* [TASK DIRECTIONS] The response should be the data again, identical in every line.

BEGIN RECORDED INFORMATION

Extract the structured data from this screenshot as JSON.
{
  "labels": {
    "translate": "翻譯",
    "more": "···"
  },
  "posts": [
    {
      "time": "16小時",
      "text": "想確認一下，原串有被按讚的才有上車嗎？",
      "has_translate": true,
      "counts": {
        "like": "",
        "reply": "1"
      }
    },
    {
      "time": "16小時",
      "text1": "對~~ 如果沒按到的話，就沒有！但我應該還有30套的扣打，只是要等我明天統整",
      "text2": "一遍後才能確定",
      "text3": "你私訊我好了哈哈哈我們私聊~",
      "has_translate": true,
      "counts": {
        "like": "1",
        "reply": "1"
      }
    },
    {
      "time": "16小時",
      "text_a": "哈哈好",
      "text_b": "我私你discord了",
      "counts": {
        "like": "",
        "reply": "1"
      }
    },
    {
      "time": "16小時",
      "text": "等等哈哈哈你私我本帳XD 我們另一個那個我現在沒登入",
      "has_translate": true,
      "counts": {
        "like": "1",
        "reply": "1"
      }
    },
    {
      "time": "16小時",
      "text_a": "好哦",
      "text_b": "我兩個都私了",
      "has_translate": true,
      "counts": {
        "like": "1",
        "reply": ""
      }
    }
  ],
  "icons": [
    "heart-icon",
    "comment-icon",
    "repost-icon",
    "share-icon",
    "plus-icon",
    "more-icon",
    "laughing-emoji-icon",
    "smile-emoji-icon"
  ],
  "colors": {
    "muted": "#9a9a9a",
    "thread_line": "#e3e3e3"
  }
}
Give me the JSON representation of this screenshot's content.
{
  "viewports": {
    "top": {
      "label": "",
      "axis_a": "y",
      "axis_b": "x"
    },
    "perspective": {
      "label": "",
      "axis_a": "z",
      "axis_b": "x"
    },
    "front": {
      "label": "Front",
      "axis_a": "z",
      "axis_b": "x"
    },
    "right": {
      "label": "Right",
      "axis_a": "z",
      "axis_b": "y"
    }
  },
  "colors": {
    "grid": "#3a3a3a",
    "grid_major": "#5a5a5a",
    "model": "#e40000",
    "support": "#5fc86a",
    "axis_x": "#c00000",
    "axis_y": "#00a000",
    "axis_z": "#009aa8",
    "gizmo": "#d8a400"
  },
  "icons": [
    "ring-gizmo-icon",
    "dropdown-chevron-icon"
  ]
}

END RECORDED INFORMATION

* [RESPONSE]
Extract the structured data from this screenshot as JSON.
{
  "labels": {
    "translate": "翻譯",
    "more": "···"
  },
  "posts": [
    {
      "time": "16小時",
      "text": "想確認一下，原串有被按讚的才有上車嗎？",
      "has_translate": true,
      "counts": {
        "like": "",
        "reply": "1"
      }
    },
    {
      "time": "16小時",
      "text1": "對~~ 如果沒按到的話，就沒有！但我應該還有30套的扣打，只是要等我明天統整",
      "text2": "一遍後才能確定",
      "text3": "你私訊我好了哈哈哈我們私聊~",
      "has_translate": true,
      "counts": {
        "like": "1",
        "reply": "1"
      }
    },
    {
      "time": "16小時",
      "text_a": "哈哈好",
      "text_b": "我私你discord了",
      "counts": {
        "like": "",
        "reply": "1"
      }
    },
    {
      "time": "16小時",
      "text": "等等哈哈哈你私我本帳XD 我們另一個那個我現在沒登入",
      "has_translate": true,
      "counts": {
        "like": "1",
        "reply": "1"
      }
    },
    {
      "time": "16小時",
      "text_a": "好哦",
      "text_b": "我兩個都私了",
      "has_translate": true,
      "counts": {
        "like": "1",
        "reply": ""
      }
    }
  ],
  "icons": [
    "heart-icon",
    "comment-icon",
    "repost-icon",
    "share-icon",
    "plus-icon",
    "more-icon",
    "laughing-emoji-icon",
    "smile-emoji-icon"
  ],
  "colors": {
    "muted": "#9a9a9a",
    "thread_line": "#e3e3e3"
  }
}
Give me the JSON representation of this screenshot's content.
{
  "viewports": {
    "top": {
      "label": "",
      "axis_a": "y",
      "axis_b": "x"
    },
    "perspective": {
      "label": "",
      "axis_a": "z",
      "axis_b": "x"
    },
    "front": {
      "label": "Front",
      "axis_a": "z",
      "axis_b": "x"
    },
    "right": {
      "label": "Right",
      "axis_a": "z",
      "axis_b": "y"
    }
  },
  "colors": {
    "grid": "#3a3a3a",
    "grid_major": "#5a5a5a",
    "model": "#e40000",
    "support": "#5fc86a",
    "axis_x": "#c00000",
    "axis_y": "#00a000",
    "axis_z": "#009aa8",
    "gizmo": "#d8a400"
  },
  "icons": [
    "ring-gizmo-icon",
    "dropdown-chevron-icon"
  ]
}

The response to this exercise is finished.